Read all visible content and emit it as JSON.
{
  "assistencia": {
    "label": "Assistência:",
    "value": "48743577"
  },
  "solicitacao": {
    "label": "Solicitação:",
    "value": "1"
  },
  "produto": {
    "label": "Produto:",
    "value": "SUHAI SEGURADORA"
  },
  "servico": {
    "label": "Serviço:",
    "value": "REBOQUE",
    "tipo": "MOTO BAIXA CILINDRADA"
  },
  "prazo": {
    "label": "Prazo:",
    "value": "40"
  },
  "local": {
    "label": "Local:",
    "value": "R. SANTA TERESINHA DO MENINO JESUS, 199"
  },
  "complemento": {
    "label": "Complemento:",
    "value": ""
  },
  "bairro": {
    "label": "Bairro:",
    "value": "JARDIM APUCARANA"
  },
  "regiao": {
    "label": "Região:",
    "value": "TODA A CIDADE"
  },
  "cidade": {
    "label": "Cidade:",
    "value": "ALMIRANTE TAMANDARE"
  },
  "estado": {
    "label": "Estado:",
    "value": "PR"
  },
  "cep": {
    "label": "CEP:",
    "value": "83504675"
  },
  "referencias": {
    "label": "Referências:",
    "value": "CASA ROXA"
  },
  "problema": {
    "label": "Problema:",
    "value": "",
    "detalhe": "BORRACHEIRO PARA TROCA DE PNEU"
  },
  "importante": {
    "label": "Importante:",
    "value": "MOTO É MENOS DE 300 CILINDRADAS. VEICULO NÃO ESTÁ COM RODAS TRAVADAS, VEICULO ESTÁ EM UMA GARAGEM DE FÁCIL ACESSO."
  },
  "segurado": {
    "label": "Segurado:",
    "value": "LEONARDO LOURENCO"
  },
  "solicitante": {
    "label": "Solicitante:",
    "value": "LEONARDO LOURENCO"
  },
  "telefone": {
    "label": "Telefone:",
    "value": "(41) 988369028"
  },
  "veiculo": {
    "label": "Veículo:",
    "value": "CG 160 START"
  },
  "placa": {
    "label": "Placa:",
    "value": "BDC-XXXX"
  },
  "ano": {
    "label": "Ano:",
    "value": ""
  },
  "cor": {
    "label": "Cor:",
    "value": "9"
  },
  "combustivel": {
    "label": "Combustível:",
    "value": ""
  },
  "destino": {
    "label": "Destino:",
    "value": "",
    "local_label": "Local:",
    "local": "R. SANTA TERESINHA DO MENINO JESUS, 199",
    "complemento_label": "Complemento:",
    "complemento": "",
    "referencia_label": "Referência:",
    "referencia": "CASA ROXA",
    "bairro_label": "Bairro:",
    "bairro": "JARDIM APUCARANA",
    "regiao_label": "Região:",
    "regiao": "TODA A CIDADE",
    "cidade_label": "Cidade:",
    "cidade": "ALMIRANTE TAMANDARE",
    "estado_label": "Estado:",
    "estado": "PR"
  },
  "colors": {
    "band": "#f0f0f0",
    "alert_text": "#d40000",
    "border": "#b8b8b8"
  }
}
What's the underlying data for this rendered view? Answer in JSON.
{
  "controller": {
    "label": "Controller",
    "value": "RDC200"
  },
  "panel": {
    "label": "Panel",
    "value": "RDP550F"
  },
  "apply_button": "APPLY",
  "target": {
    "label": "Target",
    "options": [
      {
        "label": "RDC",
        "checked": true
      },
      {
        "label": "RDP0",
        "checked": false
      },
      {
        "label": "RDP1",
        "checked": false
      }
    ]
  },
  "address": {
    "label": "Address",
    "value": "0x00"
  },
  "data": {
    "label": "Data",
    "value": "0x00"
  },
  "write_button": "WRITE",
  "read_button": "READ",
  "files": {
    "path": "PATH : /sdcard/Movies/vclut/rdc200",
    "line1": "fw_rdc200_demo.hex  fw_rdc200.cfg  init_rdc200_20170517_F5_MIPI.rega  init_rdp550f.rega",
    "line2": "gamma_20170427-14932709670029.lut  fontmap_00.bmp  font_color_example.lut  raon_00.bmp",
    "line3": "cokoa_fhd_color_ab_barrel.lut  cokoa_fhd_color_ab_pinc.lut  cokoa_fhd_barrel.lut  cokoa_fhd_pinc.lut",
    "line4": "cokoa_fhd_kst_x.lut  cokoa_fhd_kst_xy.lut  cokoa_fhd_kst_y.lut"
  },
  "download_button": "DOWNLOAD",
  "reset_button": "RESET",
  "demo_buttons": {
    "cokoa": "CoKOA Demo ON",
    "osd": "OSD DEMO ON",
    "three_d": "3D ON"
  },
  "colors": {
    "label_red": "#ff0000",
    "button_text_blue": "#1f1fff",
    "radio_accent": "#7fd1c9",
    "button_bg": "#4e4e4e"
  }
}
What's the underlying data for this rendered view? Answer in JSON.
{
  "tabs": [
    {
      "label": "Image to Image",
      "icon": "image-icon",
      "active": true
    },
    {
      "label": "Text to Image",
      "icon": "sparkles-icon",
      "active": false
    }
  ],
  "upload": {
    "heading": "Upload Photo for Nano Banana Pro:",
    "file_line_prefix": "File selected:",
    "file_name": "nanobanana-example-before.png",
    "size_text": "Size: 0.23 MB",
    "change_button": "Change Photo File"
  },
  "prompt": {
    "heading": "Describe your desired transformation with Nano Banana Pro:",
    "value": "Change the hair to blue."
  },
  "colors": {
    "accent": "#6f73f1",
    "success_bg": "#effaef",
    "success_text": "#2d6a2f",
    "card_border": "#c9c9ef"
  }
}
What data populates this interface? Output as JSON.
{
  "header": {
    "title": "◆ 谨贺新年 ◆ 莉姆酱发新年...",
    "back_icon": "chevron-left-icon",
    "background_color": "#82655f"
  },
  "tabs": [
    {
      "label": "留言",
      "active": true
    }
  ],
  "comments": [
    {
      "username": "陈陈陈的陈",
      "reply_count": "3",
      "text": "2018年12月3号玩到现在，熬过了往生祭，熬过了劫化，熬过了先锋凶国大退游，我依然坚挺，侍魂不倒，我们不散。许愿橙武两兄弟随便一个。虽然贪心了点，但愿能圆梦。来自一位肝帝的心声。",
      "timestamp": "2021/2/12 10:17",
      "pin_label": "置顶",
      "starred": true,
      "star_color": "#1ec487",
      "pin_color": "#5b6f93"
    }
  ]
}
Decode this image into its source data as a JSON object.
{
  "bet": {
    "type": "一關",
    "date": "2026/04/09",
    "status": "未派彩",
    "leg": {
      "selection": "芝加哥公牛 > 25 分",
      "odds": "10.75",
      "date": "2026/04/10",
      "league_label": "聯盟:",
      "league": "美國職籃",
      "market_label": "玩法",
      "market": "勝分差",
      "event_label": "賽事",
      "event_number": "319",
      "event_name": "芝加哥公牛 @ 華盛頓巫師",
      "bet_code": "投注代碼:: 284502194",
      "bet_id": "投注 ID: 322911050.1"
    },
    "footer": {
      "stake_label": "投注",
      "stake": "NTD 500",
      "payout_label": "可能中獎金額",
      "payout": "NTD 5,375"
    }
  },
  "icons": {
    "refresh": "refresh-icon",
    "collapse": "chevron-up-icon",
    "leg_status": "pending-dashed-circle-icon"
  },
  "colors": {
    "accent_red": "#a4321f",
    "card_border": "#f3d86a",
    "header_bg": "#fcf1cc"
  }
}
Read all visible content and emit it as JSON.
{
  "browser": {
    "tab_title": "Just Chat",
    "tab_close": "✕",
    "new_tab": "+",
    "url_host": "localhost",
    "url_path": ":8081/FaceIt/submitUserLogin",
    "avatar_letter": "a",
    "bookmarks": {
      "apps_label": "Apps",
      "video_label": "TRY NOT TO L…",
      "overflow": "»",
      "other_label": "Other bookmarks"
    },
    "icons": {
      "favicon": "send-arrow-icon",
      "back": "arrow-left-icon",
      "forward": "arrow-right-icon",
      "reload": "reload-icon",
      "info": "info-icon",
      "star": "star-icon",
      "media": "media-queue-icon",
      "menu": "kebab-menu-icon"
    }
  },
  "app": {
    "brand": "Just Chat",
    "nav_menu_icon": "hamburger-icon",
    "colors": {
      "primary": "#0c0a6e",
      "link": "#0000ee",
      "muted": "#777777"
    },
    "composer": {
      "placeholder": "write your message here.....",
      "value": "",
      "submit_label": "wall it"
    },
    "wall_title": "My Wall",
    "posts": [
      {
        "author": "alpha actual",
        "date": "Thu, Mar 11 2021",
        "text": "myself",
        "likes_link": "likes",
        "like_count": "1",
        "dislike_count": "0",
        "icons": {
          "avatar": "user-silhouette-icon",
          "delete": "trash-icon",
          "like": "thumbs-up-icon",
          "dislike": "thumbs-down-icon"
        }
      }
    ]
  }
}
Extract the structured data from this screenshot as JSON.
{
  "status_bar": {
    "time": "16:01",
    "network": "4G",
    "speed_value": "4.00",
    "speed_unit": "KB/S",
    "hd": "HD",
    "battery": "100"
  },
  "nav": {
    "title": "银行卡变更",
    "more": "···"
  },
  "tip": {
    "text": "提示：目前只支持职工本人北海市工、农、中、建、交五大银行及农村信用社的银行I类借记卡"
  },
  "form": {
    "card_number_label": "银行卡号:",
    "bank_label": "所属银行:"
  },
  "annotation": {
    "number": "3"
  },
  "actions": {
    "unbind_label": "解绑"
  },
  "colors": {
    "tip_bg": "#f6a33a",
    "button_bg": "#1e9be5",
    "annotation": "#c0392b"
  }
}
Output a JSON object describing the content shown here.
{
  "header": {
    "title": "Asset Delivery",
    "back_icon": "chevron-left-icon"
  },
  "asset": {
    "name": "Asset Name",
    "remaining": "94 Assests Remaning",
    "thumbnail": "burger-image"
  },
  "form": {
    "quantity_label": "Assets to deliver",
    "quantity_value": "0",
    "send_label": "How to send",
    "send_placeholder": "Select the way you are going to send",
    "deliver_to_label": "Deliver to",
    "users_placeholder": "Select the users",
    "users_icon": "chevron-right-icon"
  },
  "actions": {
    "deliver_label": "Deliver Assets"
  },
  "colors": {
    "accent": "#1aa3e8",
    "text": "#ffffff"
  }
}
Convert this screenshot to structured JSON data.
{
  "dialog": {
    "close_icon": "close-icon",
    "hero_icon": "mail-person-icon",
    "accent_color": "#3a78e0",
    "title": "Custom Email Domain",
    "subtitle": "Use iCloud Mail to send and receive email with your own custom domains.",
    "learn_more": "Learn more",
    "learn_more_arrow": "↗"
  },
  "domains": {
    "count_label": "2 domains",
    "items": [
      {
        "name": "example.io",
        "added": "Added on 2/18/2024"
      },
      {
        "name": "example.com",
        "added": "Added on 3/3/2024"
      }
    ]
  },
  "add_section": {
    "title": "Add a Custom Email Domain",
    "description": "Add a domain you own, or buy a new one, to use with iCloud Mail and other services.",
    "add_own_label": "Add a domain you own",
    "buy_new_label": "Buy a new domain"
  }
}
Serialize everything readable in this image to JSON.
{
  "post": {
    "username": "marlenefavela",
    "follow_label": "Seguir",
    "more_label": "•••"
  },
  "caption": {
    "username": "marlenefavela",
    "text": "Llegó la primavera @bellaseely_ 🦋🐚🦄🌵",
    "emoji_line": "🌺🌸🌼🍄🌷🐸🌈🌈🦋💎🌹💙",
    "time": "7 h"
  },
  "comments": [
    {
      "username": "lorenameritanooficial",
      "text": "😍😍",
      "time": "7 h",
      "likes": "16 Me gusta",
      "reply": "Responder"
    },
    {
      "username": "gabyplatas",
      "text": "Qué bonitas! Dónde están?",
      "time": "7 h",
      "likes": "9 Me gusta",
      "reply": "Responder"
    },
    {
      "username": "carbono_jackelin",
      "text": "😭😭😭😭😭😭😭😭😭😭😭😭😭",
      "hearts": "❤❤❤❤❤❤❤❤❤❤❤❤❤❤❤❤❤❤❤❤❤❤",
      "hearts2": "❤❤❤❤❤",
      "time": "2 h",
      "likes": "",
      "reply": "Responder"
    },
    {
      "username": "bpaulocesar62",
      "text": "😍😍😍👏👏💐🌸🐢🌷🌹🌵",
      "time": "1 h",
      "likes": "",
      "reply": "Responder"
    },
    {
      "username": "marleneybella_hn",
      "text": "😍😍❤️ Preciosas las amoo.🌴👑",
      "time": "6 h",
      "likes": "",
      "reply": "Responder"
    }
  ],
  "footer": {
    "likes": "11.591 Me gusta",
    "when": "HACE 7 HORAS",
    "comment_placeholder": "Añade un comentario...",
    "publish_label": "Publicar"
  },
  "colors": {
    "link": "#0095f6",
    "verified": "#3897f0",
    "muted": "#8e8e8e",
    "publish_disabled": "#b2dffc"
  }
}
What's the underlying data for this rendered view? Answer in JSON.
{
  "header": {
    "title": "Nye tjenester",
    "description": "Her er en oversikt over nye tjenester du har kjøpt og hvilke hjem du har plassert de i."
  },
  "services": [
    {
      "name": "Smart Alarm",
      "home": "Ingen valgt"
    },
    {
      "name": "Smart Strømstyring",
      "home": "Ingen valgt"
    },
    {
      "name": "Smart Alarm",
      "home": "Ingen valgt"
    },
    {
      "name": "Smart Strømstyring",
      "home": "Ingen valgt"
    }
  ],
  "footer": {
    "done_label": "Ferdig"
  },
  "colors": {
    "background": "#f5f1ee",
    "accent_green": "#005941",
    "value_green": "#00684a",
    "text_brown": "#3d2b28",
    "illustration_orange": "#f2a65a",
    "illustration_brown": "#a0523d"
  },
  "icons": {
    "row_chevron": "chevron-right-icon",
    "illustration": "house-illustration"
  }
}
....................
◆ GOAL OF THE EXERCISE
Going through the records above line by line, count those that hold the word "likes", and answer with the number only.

◆ EXERCISE OUTPUT
7